RAW DATA Start Marker

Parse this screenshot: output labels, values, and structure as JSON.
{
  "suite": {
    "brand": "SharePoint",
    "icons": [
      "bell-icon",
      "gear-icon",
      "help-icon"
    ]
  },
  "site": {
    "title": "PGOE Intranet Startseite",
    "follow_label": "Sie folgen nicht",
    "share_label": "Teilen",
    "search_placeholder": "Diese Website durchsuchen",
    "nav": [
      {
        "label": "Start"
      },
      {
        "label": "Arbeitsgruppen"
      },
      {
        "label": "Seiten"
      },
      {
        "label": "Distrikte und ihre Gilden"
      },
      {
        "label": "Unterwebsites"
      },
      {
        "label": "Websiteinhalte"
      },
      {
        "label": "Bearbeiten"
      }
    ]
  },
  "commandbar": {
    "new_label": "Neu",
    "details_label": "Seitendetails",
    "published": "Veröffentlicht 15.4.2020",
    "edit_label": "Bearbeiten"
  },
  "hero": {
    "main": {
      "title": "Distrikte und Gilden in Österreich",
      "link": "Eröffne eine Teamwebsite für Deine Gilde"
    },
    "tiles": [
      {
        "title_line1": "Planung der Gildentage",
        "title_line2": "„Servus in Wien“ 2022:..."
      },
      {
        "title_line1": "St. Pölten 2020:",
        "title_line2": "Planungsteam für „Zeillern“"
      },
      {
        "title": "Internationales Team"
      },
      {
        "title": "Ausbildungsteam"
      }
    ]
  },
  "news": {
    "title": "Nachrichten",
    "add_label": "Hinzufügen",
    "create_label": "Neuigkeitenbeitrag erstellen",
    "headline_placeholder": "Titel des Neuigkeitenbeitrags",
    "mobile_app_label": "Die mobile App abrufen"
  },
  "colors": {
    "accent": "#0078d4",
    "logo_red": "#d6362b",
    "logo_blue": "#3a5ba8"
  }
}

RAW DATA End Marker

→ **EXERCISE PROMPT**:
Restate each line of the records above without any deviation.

→ **EXERCISE RESPONSE**:
Parse this screenshot: output labels, values, and structure as JSON.
{
  "suite": {
    "brand": "SharePoint",
    "icons": [
      "bell-icon",
      "gear-icon",
      "help-icon"
    ]
  },
  "site": {
    "title": "PGOE Intranet Startseite",
    "follow_label": "Sie folgen nicht",
    "share_label": "Teilen",
    "search_placeholder": "Diese Website durchsuchen",
    "nav": [
      {
        "label": "Start"
      },
      {
        "label": "Arbeitsgruppen"
      },
      {
        "label": "Seiten"
      },
      {
        "label": "Distrikte und ihre Gilden"
      },
      {
        "label": "Unterwebsites"
      },
      {
        "label": "Websiteinhalte"
      },
      {
        "label": "Bearbeiten"
      }
    ]
  },
  "commandbar": {
    "new_label": "Neu",
    "details_label": "Seitendetails",
    "published": "Veröffentlicht 15.4.2020",
    "edit_label": "Bearbeiten"
  },
  "hero": {
    "main": {
      "title": "Distrikte und Gilden in Österreich",
      "link": "Eröffne eine Teamwebsite für Deine Gilde"
    },
    "tiles": [
      {
        "title_line1": "Planung der Gildentage",
        "title_line2": "„Servus in Wien“ 2022:..."
      },
      {
        "title_line1": "St. Pölten 2020:",
        "title_line2": "Planungsteam für „Zeillern“"
      },
      {
        "title": "Internationales Team"
      },
      {
        "title": "Ausbildungsteam"
      }
    ]
  },
  "news": {
    "title": "Nachrichten",
    "add_label": "Hinzufügen",
    "create_label": "Neuigkeitenbeitrag erstellen",
    "headline_placeholder": "Titel des Neuigkeitenbeitrags",
    "mobile_app_label": "Die mobile App abrufen"
  },
  "colors": {
    "accent": "#0078d4",
    "logo_red": "#d6362b",
    "logo_blue": "#3a5ba8"
  }
}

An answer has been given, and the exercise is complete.